I’ve seen other newer moms with similar good intentions fall prey in this tiny room to the wiles of technology. The mom could be sitting there reading a book and feeding cheerios to her toddler, perfectly content, and a well-meaning grandma who has just discovered the joys of technology will plop her grandchild down on the floor to play a game on her hot pink iPad. The toddler will catch a glimpse, wriggle away from mom and hop down on the floor to see what’s going on. Suddenly, the equilibrium of the waiting room gets all out of whack as the toddler wants to touch the screen and the child with the iPad pulls it away. Occasionally, the child may have a different reaction and offer to let the child play along, even if the mom wasn't ready for him to use technology yet. Too late. There’s no escaping it here.

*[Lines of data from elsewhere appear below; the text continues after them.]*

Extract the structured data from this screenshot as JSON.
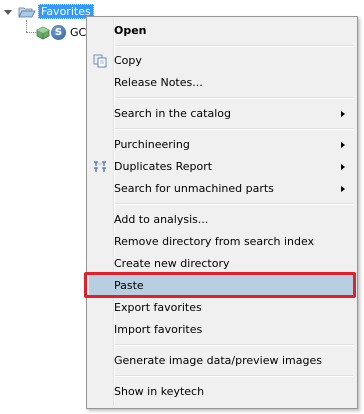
{
  "tree": {
    "root_label": "Favorites",
    "child_label": "GC",
    "child_badge_letter": "S"
  },
  "menu": {
    "items": [
      {
        "label": "Open",
        "bold": true
      },
      {
        "label": "Copy",
        "icon": "copy-icon"
      },
      {
        "label": "Release Notes..."
      },
      {
        "label": "Search in the catalog",
        "submenu": true
      },
      {
        "label": "Purchineering",
        "submenu": true
      },
      {
        "label": "Duplicates Report",
        "submenu": true,
        "icon": "duplicates-icon"
      },
      {
        "label": "Search for unmachined parts",
        "submenu": true
      },
      {
        "label": "Add to analysis..."
      },
      {
        "label": "Remove directory from search index"
      },
      {
        "label": "Create new directory"
      },
      {
        "label": "Paste",
        "highlighted": true
      },
      {
        "label": "Export favorites"
      },
      {
        "label": "Import favorites"
      },
      {
        "label": "Generate image data/preview images"
      },
      {
        "label": "Show in keytech"
      }
    ]
  },
  "colors": {
    "selection": "#3399ff",
    "menu_background": "#f0f0f0",
    "hover_highlight": "#b7cfe0",
    "focus_outline": "#e0202a"
  }
}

I used to be like the tote carrying mom in the waiting room when my kids were that age, albeit much less organized. Now my minivan has bags full of books in it and a fancy sunglasses carrier on the ceiling where most kids expect to find a DVD player. I’m in a new phase now where I don’t scramble to stuff food in my purse every time I leave the house with my kids any more. I have spent the last twelve years experimenting with various methods to teach my kids how to balance their use of technology, how to wait patiently, how to manage their time, and frankly how to be bored. We've had quite a few technology free weeks (some as punishment, some as cleansing experiments). Now, if I do have a tote bag, it’s full of my own homework that I might actually accomplish during an hour in the waiting room. I don’t have to chase runaway toddlers down the hall while another kid is in class. My kids all know to grab a book (or an iPod or Nintendo DS if homework is done- see, I’m not a total luddite!) if we’ll be waiting for a little while.
You may think I’m setting a double standard since I will let my kids bring a DS, but not a tablet to this place. Here’s the thing. I can’t concentrate when there’s a lot of noise. I make my kids either bring headphones or turn the volume all the way down on a DS. While my kids won’t say no to their friends if they bring iPads to the waiting room to play together, they agree that its size and colorful images do make it hard for other kids around them to resist and stay focused on their low tech toys. A DS is a little subtler at least. And if you want to bring something to share with others, crayons and markers are the easiest way to appeal to all ages. Always developmentally appropriate, unless the child wants to eat the crayons.
I run into similar clashes with technology with playdates. It’s not that we don’t like or even love technology. We just don’t want it to rule our lives or rob our kids of their ability to imagine. We’re not a household that has a television on all the time. Our kids have to ask to watch TV and ask to play video games. Yup, even the 12-year-old. It’s not an issue with my youngest, who still has a vivid pretend play world, but it’s tough with my 9-year-old when he has a friend over. (He recently told me that he always brings a book to lunch at school because all his friends talk about is Minecraft, which we don’t have here, the poor deprived soul). When my kids have friends over, I set very clear expectations about technology use ahead of time. If it’s a two-hour playdate, I don’t see why they need to use it at all. They can talk, play chess, cards, ping pong, or go outside and pick a ball game to play if it’s not too cold. Longer than two hours and they can play something electronic, but only for an hour. Different rules apply for Just Dance and Rock Band, because well, that’s singing and dancing and I don’t think you can do enough of that!
After the holidays, my daughter’s friend came over and told her that she and her sister each got their own iPads for Christmas. Hannah said, “Oh, my family got a Kindle Paperwhite to share.” That about sums us up. It’s also not that I’m cheap or don’t appreciate what iPads have to offer. I recently found out I can do a running record (a reading accuracy assessment) on one with my students which would be so cool. That’s enough to make me want to get one. I’m just not sure if I’m ready to handle the monitoring that’s going to come with it. We’re in this blissful stage right now where everyone is devouring books and I don’t really want to mess with that.
I’m not saying that I have all of the answers when it comes to technology and kids. It’s only going to get harder. I know it’s tempting to get the most out of these expensive and engaging items before they become out of date and I need to get the next model. I’m just asking us all to reflect for a minute about how we let our kids use it and how it affects the people around them. Ask yourself: Am I afraid of being out in public with my child without an electronic device to distract him/her? Does my child complain of being bored a lot? Does her attention span seem shorter than it should? Do I respond with offers of technology? Can my kid socialize at my house with another child without the aid of technology? What would happen if my kids (and I) unplugged for a week?
Perhaps after reading this you might consider how you monitor or don’t monitor your child’s use of technology each day. Maybe you’ll consider going low tech and throwing in a couple of matchbox cars and a box of crayons in lieu of your iPad the next time you come hang out in the waiting room at dance class. No batteries required.